PNC is the #1 investor in all of America in companies that practice 'mountaintop removal' (MTR) coal mining - companies who have dynamited over 500 mountains and are responsible for thousands of toxic Clean Water Act violations across the nearby Appalachian region, one of the poorest parts of America. Meanwhile, coal from those mines is burning in Philadelphia power plants right now, giving our kids asthma while PNC invests in natural gas hydrofracking right in our own backyard! If we're not united, what has happened in Appalachia can happen here in Pennsylvania.

A Fine Performance!

Congratulations to our friend Rob Cox for his great cabaret show this past weekend. Rob sang a mix of not often heard songs and standards from the Broadway songbook 1950-present.

Monday, November 7, 2011

Filming The Police Can Be Risky!

Occupy Philadelphia Day 33: Two-Tiered Justice In The U.S.

Police arrest occupiers, or worse, beat them, spray them with pepper spray, or use tear gas on them. At the same time, no one who is responsible for Wall Street excesses that led to the Great Recession has gone to jail or even been arrested and charged. It's no wonder why occupiers protest police excesses. Glenn Greenwald:
The police force - the instrument of law enforcement - is being used to protect powerful criminals who have suffered no consequences for their crimes. It is simultaneously used to coerce and punish the powerless: those who are protesting and who have done nothing wrong, yet are subjected to an array of punishment ranging from arrest to pepper spray and other forms of abuse. That's what the two-tiered justice system is: elites are immunized for egregious crimes while ordinary Americans are subjected to merciless punishment for trivial transgressions.

Saturday, November 5, 2011

Occupy Philadelphia Day 31

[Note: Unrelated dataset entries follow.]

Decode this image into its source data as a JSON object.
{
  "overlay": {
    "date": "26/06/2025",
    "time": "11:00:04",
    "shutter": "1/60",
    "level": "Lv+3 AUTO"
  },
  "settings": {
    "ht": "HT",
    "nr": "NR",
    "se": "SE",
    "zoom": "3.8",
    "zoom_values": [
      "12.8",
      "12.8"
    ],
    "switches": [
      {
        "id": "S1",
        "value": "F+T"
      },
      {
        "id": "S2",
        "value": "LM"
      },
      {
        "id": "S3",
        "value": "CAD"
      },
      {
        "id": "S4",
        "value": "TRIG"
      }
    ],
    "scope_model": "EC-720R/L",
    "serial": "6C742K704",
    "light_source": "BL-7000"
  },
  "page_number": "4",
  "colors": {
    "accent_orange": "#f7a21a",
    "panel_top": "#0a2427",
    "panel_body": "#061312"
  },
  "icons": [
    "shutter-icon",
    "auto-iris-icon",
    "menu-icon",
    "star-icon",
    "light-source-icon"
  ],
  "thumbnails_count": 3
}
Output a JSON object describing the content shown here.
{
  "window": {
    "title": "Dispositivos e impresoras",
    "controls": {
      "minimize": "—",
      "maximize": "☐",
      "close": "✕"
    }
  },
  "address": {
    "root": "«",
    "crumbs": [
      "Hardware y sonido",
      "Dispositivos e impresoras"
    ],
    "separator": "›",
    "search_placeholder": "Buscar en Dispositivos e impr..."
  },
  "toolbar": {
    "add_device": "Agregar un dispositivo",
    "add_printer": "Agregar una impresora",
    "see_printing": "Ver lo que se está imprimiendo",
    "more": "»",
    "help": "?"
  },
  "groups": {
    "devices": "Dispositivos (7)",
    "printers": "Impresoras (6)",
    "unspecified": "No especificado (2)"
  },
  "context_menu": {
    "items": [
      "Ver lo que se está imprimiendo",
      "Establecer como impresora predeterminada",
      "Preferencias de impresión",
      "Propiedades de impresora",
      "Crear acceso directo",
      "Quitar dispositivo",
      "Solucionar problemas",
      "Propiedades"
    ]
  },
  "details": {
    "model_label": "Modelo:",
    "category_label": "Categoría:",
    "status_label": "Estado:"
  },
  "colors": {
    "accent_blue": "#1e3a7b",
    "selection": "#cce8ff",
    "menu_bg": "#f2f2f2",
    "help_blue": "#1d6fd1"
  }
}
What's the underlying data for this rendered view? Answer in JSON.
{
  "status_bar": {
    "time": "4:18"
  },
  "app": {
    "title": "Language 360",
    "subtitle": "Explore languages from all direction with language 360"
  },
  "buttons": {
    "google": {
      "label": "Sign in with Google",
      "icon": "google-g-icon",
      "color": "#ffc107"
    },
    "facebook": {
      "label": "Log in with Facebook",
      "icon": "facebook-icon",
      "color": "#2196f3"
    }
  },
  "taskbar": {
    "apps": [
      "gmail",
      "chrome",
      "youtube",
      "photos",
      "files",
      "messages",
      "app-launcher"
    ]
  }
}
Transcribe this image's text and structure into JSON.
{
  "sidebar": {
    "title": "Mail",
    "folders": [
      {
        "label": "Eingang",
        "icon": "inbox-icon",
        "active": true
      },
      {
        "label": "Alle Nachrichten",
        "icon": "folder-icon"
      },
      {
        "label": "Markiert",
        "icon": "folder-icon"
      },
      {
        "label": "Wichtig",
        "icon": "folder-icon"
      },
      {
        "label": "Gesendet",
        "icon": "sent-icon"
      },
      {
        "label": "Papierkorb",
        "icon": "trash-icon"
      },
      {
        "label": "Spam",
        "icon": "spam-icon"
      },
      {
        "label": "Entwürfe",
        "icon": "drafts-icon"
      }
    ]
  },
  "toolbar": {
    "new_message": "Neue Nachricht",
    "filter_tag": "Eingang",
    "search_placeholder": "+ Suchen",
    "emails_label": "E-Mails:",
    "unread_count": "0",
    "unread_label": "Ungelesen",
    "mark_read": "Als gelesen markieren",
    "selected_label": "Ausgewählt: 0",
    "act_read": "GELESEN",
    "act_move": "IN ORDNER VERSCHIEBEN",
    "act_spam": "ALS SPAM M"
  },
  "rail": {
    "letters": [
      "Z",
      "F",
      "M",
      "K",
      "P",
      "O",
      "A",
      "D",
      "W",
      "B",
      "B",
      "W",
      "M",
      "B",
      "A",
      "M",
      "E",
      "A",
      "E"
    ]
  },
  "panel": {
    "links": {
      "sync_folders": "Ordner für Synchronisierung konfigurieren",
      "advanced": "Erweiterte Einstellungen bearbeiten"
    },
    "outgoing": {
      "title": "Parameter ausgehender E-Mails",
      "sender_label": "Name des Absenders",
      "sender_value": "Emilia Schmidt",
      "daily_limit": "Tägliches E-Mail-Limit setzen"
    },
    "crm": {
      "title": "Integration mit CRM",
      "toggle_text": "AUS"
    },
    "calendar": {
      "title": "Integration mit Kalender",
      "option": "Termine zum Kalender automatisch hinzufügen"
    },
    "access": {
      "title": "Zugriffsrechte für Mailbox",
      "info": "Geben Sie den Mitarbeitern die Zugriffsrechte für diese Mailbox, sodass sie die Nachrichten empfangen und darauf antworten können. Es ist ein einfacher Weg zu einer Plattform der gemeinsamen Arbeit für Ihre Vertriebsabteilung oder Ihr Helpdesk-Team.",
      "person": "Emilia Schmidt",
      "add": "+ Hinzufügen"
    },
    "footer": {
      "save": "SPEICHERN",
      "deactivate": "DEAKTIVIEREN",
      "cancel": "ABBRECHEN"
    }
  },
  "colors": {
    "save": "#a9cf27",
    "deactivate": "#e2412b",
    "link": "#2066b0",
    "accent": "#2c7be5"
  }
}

Friday afternoon we marched from the occupation to Rittenhouse Square where Republican presidential candidate Mitt Romney was slated to collect big bucks at a fundraiser held at the posh Rittenhouse Hotel. The hotel has three access entriy points on three different streets, so we were unable to intercept Romney and he slipped into the hotel. Romney is a notorious flip-flopper. First he signed off on a fairly progressive health care scheme in Massachusetts but now he wants to repeal the Obama hellth care law. He was in favor of gay rights but now he's against us. He's without principles except what he thinks will do him god in the short term with the rabid Republican right.

Friday, November 4, 2011

Occupy Philadelphia Day 30: Inequality in the U.S.

Paul Krugman in the New York Times:
We have a society in which money is increasingly concentrated in the hands of a few people, and in which that concentration of income and wealth threatens to make us a democracy in name only.

Thursday, November 3, 2011

Why OccupyPhilly Is Targeting Comcast


Occupy Philadelphia Day 29

Yesterday, in solidarity with OccupyOakland, OccupyPhiladelphia marched through Philadelphia stopping at Republican U.S. Senator Toomey;s office to protest before continuing on to the Comcast building. Comcast is a poster child for coprpoate greed, mnaking huge profits and paying no taxes. At Comcast nine OP members engaged in non-violent civil disobedience with a sit-in and were arrested. There was significant media converage, the message of the protest was ddelivered, so it was a successful action.

Wednesday, November 2, 2011

Occupy Philadelphia Day 28

These ohotos were taken along the banks of the Schuylkill River in the AM. Today is day 28 of Occupy Philadelphia. There is a nationwide general strike called for today in solidarity with OccupyOakland, and the brutal police attack there that sent 24 year old Scott Olsen a U.S. veteran, to the hospital with a fractured skull. In Philadelphia there will be a rally at noon at the occupation site (Dilworth Plaza) followed by a march to the office of Republican Senator Toomey, who stands for the 1 percent.

Tuesday, November 1, 2011

Fall On Boathouse Row

Early November is about the peak for autumn colors in Philadelphia. On our morning walks Bradley and I pass by Philadelphia's historic Schuylkill Navy boathouses. They are extra pretty surounded by the colors of Fall.